[Data in this exercise — start]

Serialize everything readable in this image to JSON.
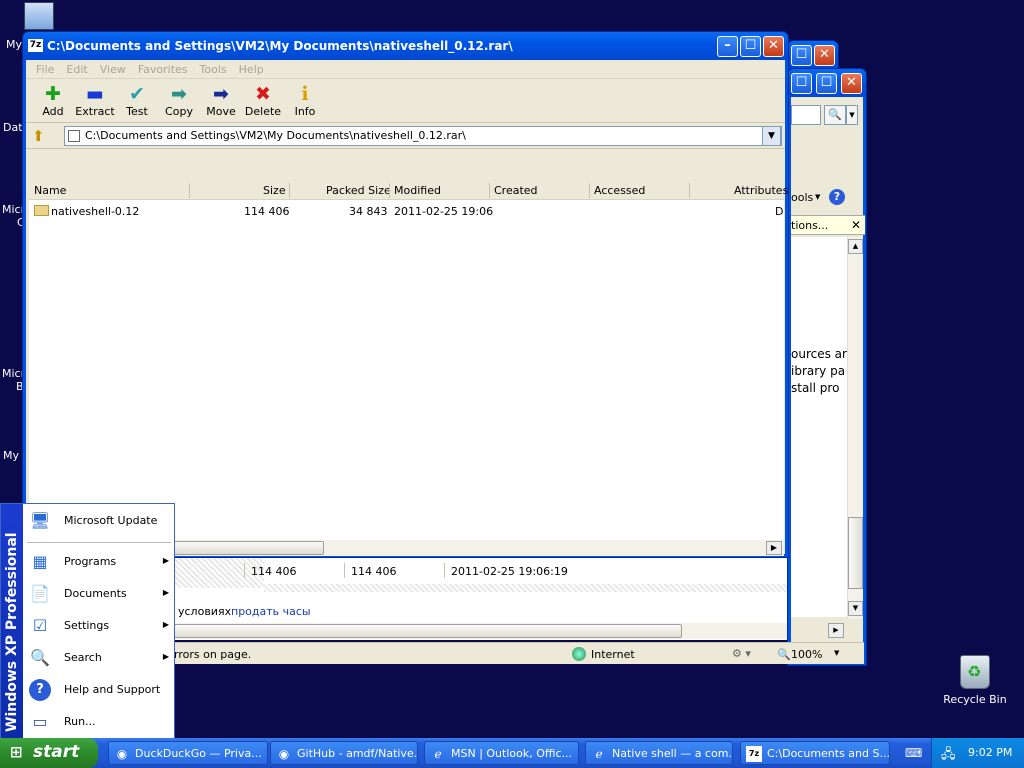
{
  "desktop": {
    "icons": [
      {
        "label": "My"
      },
      {
        "label": "Dat"
      },
      {
        "label": "Micro"
      },
      {
        "label": "C"
      },
      {
        "label": "Micro"
      },
      {
        "label": "B"
      },
      {
        "label": "My I"
      }
    ],
    "recycle_bin": "Recycle Bin"
  },
  "sevenzip": {
    "title": "C:\\Documents and Settings\\VM2\\My Documents\\nativeshell_0.12.rar\\",
    "app_badge": "7z",
    "menu": [
      "File",
      "Edit",
      "View",
      "Favorites",
      "Tools",
      "Help"
    ],
    "toolbar": [
      {
        "label": "Add",
        "icon": "add-icon"
      },
      {
        "label": "Extract",
        "icon": "extract-icon"
      },
      {
        "label": "Test",
        "icon": "test-icon"
      },
      {
        "label": "Copy",
        "icon": "copy-icon"
      },
      {
        "label": "Move",
        "icon": "move-icon"
      },
      {
        "label": "Delete",
        "icon": "delete-icon"
      },
      {
        "label": "Info",
        "icon": "info-icon"
      }
    ],
    "address": "C:\\Documents and Settings\\VM2\\My Documents\\nativeshell_0.12.rar\\",
    "columns": [
      "Name",
      "Size",
      "Packed Size",
      "Modified",
      "Created",
      "Accessed",
      "Attributes"
    ],
    "rows": [
      {
        "name": "nativeshell-0.12",
        "size": "114 406",
        "packed": "34 843",
        "modified": "2011-02-25 19:06",
        "created": "",
        "accessed": "",
        "attributes": "D"
      }
    ],
    "status": {
      "size": "114 406",
      "packed": "114 406",
      "modified": "2011-02-25 19:06:19"
    }
  },
  "ie_background": {
    "menu_tools": "ools",
    "info_bar": "tions...",
    "text_lines": [
      "ources ar",
      "ibrary pa",
      "stall pro"
    ],
    "link_text_prefix": "условиях",
    "link_text": "продать часы",
    "status_text": "rrors on page.",
    "zone": "Internet",
    "zoom": "100%"
  },
  "start_menu": {
    "side_text": "Windows XP Professional",
    "items": [
      {
        "label": "Microsoft Update",
        "icon": "windows-update-icon",
        "submenu": false
      },
      {
        "label": "Programs",
        "icon": "programs-icon",
        "submenu": true
      },
      {
        "label": "Documents",
        "icon": "documents-icon",
        "submenu": true
      },
      {
        "label": "Settings",
        "icon": "settings-icon",
        "submenu": true
      },
      {
        "label": "Search",
        "icon": "search-icon",
        "submenu": true
      },
      {
        "label": "Help and Support",
        "icon": "help-icon",
        "submenu": false
      },
      {
        "label": "Run...",
        "icon": "run-icon",
        "submenu": false
      }
    ]
  },
  "taskbar": {
    "start": "start",
    "tasks": [
      {
        "label": "DuckDuckGo — Priva...",
        "icon": "firefox-icon"
      },
      {
        "label": "GitHub - amdf/Native...",
        "icon": "firefox-icon"
      },
      {
        "label": "MSN | Outlook, Offic...",
        "icon": "ie-icon"
      },
      {
        "label": "Native shell — a com...",
        "icon": "ie-icon"
      },
      {
        "label": "C:\\Documents and S...",
        "icon": "7zip-icon"
      }
    ],
    "clock": "9:02 PM"
  }
}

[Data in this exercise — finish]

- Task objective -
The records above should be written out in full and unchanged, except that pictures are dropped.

- Final answer -
Serialize everything readable in this image to JSON.
{
  "desktop": {
    "icons": [
      {
        "label": "My"
      },
      {
        "label": "Dat"
      },
      {
        "label": "Micro"
      },
      {
        "label": "C"
      },
      {
        "label": "Micro"
      },
      {
        "label": "B"
      },
      {
        "label": "My I"
      }
    ],
    "recycle_bin": "Recycle Bin"
  },
  "sevenzip": {
    "title": "C:\\Documents and Settings\\VM2\\My Documents\\nativeshell_0.12.rar\\",
    "app_badge": "7z",
    "menu": [
      "File",
      "Edit",
      "View",
      "Favorites",
      "Tools",
      "Help"
    ],
    "toolbar": [
      {
        "label": "Add",
        "icon": "add-icon"
      },
      {
        "label": "Extract",
        "icon": "extract-icon"
      },
      {
        "label": "Test",
        "icon": "test-icon"
      },
      {
        "label": "Copy",
        "icon": "copy-icon"
      },
      {
        "label": "Move",
        "icon": "move-icon"
      },
      {
        "label": "Delete",
        "icon": "delete-icon"
      },
      {
        "label": "Info",
        "icon": "info-icon"
      }
    ],
    "address": "C:\\Documents and Settings\\VM2\\My Documents\\nativeshell_0.12.rar\\",
    "columns": [
      "Name",
      "Size",
      "Packed Size",
      "Modified",
      "Created",
      "Accessed",
      "Attributes"
    ],
    "rows": [
      {
        "name": "nativeshell-0.12",
        "size": "114 406",
        "packed": "34 843",
        "modified": "2011-02-25 19:06",
        "created": "",
        "accessed": "",
        "attributes": "D"
      }
    ],
    "status": {
      "size": "114 406",
      "packed": "114 406",
      "modified": "2011-02-25 19:06:19"
    }
  },
  "ie_background": {
    "menu_tools": "ools",
    "info_bar": "tions...",
    "text_lines": [
      "ources ar",
      "ibrary pa",
      "stall pro"
    ],
    "link_text_prefix": "условиях",
    "link_text": "продать часы",
    "status_text": "rrors on page.",
    "zone": "Internet",
    "zoom": "100%"
  },
  "start_menu": {
    "side_text": "Windows XP Professional",
    "items": [
      {
        "label": "Microsoft Update",
        "icon": "windows-update-icon",
        "submenu": false
      },
      {
        "label": "Programs",
        "icon": "programs-icon",
        "submenu": true
      },
      {
        "label": "Documents",
        "icon": "documents-icon",
        "submenu": true
      },
      {
        "label": "Settings",
        "icon": "settings-icon",
        "submenu": true
      },
      {
        "label": "Search",
        "icon": "search-icon",
        "submenu": true
      },
      {
        "label": "Help and Support",
        "icon": "help-icon",
        "submenu": false
      },
      {
        "label": "Run...",
        "icon": "run-icon",
        "submenu": false
      }
    ]
  },
  "taskbar": {
    "start": "start",
    "tasks": [
      {
        "label": "DuckDuckGo — Priva...",
        "icon": "firefox-icon"
      },
      {
        "label": "GitHub - amdf/Native...",
        "icon": "firefox-icon"
      },
      {
        "label": "MSN | Outlook, Offic...",
        "icon": "ie-icon"
      },
      {
        "label": "Native shell — a com...",
        "icon": "ie-icon"
      },
      {
        "label": "C:\\Documents and S...",
        "icon": "7zip-icon"
      }
    ],
    "clock": "9:02 PM"
  }
}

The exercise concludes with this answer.